The French Polynesian president, Edouard Fritch, has challenged his party to lodge a no confidence motion as a row within the ruling Tahoeraa Huiraatira has deepened.
His comment comes after his party's commission members refused to adjust his allowances, leaving him paid less than his ministers.
Mr Fritch has described the decision as shabby and below the belt, saying he needs his pay because he isn't living off corruption.
He says if some of his party's assembly members think he is not up to the job, they should file a motion to challenge his position.
Mr Fritch was elected president in September, when the Tahoeraa leader Gaston Flosse was removed from office after France's highest court found him guilty of corruption.
The party then gave Flosse an office in the assembly but a court order now bans him from entering it after he was charged with taking about 70,000 US dollars worth of china from the presidential palace following his demise.

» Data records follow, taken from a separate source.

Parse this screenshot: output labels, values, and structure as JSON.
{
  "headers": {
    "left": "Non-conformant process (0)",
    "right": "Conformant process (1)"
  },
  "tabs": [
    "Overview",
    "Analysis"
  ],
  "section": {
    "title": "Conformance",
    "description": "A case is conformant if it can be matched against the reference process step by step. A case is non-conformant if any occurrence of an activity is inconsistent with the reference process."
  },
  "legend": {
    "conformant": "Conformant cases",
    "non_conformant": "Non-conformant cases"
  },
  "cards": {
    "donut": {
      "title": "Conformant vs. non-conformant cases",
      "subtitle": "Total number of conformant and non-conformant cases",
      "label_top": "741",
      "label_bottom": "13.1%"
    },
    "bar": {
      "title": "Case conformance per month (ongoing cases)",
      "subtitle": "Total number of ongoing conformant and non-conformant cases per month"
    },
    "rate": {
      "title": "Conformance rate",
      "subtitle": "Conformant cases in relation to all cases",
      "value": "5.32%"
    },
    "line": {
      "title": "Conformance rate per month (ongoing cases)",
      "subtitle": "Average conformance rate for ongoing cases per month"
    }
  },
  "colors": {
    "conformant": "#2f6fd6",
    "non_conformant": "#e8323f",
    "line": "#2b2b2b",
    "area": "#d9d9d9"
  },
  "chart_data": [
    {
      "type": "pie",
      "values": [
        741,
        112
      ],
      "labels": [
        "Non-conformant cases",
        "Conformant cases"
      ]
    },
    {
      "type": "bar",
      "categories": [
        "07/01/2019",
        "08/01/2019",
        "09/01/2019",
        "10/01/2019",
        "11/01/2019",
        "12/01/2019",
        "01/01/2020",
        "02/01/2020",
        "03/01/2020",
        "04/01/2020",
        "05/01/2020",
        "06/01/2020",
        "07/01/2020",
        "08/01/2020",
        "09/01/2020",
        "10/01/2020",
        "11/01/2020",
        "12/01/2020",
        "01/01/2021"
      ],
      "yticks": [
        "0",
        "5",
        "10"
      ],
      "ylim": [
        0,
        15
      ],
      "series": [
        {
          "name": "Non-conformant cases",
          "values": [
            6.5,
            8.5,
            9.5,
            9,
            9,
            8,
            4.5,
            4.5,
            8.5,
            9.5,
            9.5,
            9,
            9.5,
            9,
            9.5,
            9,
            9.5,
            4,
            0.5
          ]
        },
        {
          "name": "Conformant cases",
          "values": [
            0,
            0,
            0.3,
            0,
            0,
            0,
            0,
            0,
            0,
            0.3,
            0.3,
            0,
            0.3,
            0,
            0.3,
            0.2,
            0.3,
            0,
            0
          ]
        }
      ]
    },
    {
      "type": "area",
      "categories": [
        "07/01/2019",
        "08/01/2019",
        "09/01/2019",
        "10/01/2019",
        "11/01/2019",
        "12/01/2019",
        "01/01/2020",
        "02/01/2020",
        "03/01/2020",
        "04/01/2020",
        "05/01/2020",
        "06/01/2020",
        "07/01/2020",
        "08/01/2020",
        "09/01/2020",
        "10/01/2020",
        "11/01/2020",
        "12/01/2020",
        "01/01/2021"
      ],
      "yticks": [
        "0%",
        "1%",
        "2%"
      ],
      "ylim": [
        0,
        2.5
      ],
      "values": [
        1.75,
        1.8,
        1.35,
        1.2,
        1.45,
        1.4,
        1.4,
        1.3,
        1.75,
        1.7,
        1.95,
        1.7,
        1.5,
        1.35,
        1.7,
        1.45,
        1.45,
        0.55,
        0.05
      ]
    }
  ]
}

In last year's election, the Tahoeraa won twice as many seats as the two opposition parties combined in part because of a new electoral system that strongly favoured the party winning most votes.